“The necessary steps, including the compiling of a data protection impact assessment (DPIA) for our CCTV systems and appropriate signage have been taken to ensure our colleagues’ rights and personal data is protected,” it added.
It said it had a CCTV policy available to staff that described data recording, storage and retention and how images could be accessed.
Each CCTV installation was reviewed by a cross-departmental group of staff. Notification was also provided to staff about the use of the cameras and their use was also covered by its staff privacy notice, it said.
“The Aer Lingus leadership team has engaged with staff representatives in relation to this matter over recent months and will continue to work with the representatives in line with best practice.”
“The overwhelming majority of our Aer Lingus colleagues behave in an exemplary manner, and perform their roles impeccably, and we thank our colleagues for their continued hard work and dedication.
“However, we are understandably dismayed that there are those that do not behave in an exemplary manner. The unfortunate reality is that a tiny subset of our 4,500 colleagues behave in a manner that falls below the required standard. This is wholly unacceptable for those working in the airline, for management and for our valued guests.”
As far back as 2013, the Data Protection Commissioner noted an increasing number of complaints concerning the use of CCTV in “a range of environments”.
“Many are against employers and the alleged use by them of CCTV to monitor employees as they go about their workplace duties,” it said at the time.
Employers using CCTV to monitor staff must be able to demonstrate that such a measure is proportionate and that it is not merely being used to monitor them inappropriately. The use of recording systems to obtain data such as CCTV footage without a person’s knowledge is generally unlawful.
The commissioner’s guidance says covert surveillance is normally only permitted on a case by case basis where the footage is kept for the purpose of preventing, detecting or investigating or prosecuting offences.
Such covert surveillance must be “focused” and of short duration and only “specific and relevant” individuals and locations should be recorded.
“If no evidence is obtained within a reasonable period, the surveillance should cease,” says the commissioner. “The expanded use of CCTV systems has society-wide implications. Unless such systems are used with proper care and consideration, they can give rise to concern that the individual’s ‘private space’ is being unreasonably invaded.”
The office says the use of such systems must be proportionate to the aims for which they are deployed. For example, an employer must consider what the footage will be used for and if those uses are “reasonable in the circumstances”.
Security of premises or other property is probably the most common use of a CCTV system. Such a system will typically be intended to capture images of intruders or of individuals damaging property or removing goods without authorisation. Such uses are more likely to meet the test of proportionality, the office says. But it adds that other uses “may fail the test of proportionality”.
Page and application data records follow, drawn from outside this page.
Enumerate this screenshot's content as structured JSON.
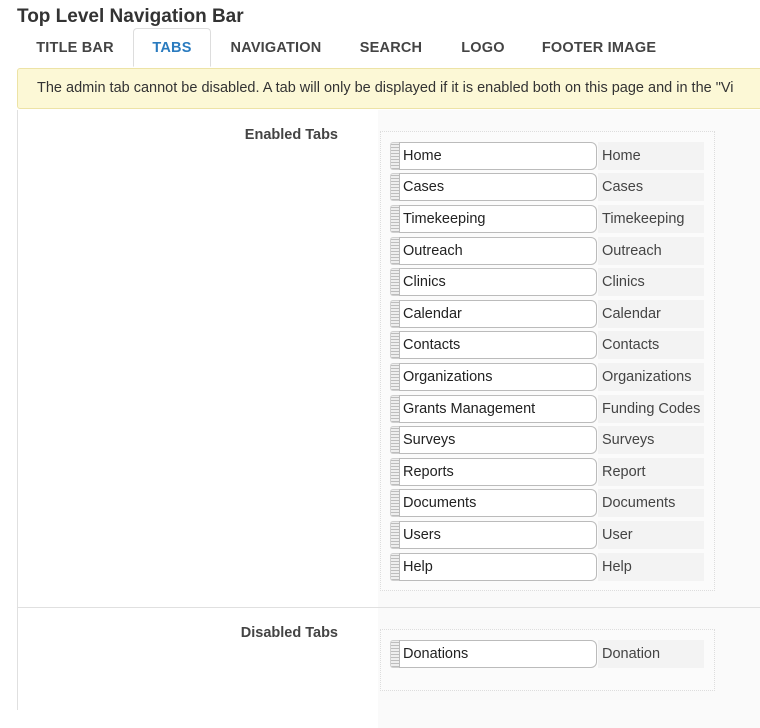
{
  "page": {
    "title": "Top Level Navigation Bar"
  },
  "tabs": [
    {
      "label": "TITLE BAR"
    },
    {
      "label": "TABS"
    },
    {
      "label": "NAVIGATION"
    },
    {
      "label": "SEARCH"
    },
    {
      "label": "LOGO"
    },
    {
      "label": "FOOTER IMAGE"
    }
  ],
  "active_tab": "TABS",
  "notice": {
    "text": "The admin tab cannot be disabled. A tab will only be displayed if it is enabled both on this page and in the \"Vi"
  },
  "enabled": {
    "label": "Enabled Tabs",
    "items": [
      {
        "value": "Home",
        "default": "Home"
      },
      {
        "value": "Cases",
        "default": "Cases"
      },
      {
        "value": "Timekeeping",
        "default": "Timekeeping"
      },
      {
        "value": "Outreach",
        "default": "Outreach"
      },
      {
        "value": "Clinics",
        "default": "Clinics"
      },
      {
        "value": "Calendar",
        "default": "Calendar"
      },
      {
        "value": "Contacts",
        "default": "Contacts"
      },
      {
        "value": "Organizations",
        "default": "Organizations"
      },
      {
        "value": "Grants Management",
        "default": "Funding Codes"
      },
      {
        "value": "Surveys",
        "default": "Surveys"
      },
      {
        "value": "Reports",
        "default": "Report"
      },
      {
        "value": "Documents",
        "default": "Documents"
      },
      {
        "value": "Users",
        "default": "User"
      },
      {
        "value": "Help",
        "default": "Help"
      }
    ]
  },
  "disabled": {
    "label": "Disabled Tabs",
    "items": [
      {
        "value": "Donations",
        "default": "Donation"
      }
    ]
  },
  "colors": {
    "active_tab": "#2a7bbf",
    "notice_bg": "#fcf8d6",
    "notice_border": "#ede3a6"
  }
}
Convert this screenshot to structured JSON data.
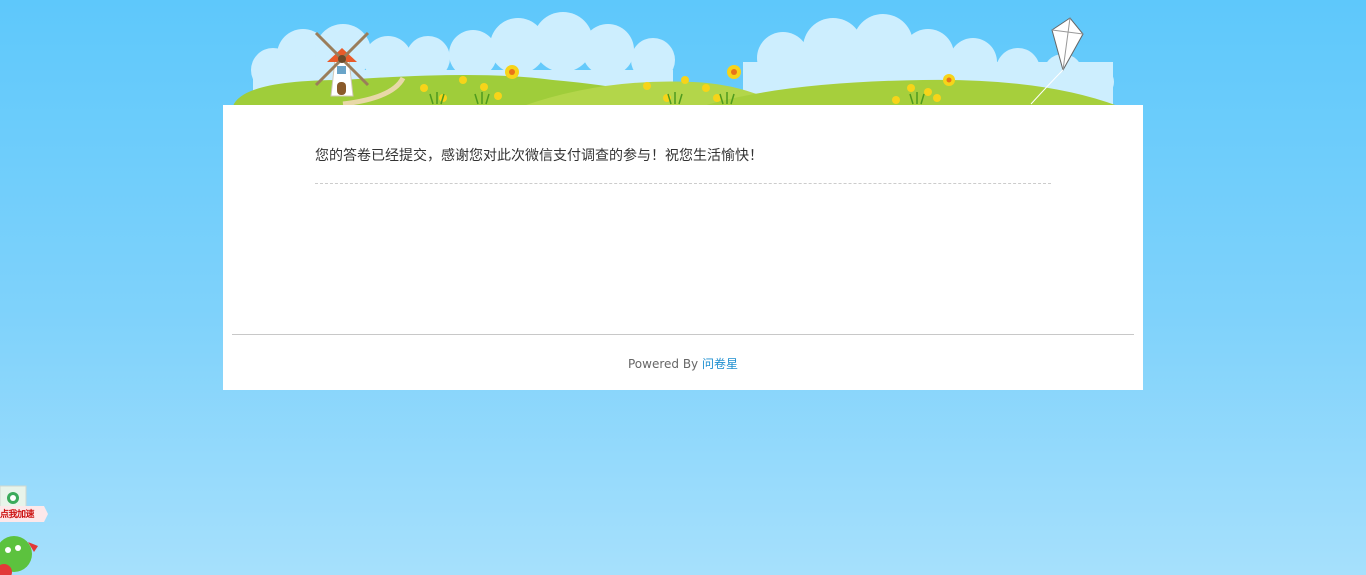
{
  "page": {
    "background_color": "#6fcdfb"
  },
  "banner": {
    "windmill_icon": "windmill-icon",
    "kite_icon": "kite-icon",
    "flower_icon": "flower-icon"
  },
  "content": {
    "message": "您的答卷已经提交，感谢您对此次微信支付调查的参与！祝您生活愉快！"
  },
  "footer": {
    "powered_by": "Powered By",
    "brand_link": "问卷星",
    "brand_color": "#1e8fd0"
  },
  "widget": {
    "label": "点我加速",
    "icon": "speed-boost-icon"
  }
}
“For example, using a CCTV system to constantly monitor employees is highly intrusive and would need to be justified by reference to special circumstances. If the monitoring is for health and safety reasons, a data controller would need to demonstrate that the installation of CCTV was proportionate in addressing health and safety issues that had arisen prior to the installation of the system.”
It also says the location of cameras is a “key consideration”.
The commission has upheld some complaints by people who felt the processing of their personal data in CCTV used in their workplace was in breach of data protection law. It has also held in other cases that an employer had not broken the law in its use of CCTV to monitor someone in a particular context, such as where there was a suspicion of theft.
Under EU law, an employer seeking to use CCTV to monitor employees or a public area would need to conduct a data protection impact assessment, such as the one Aer Lingus has said it carried out.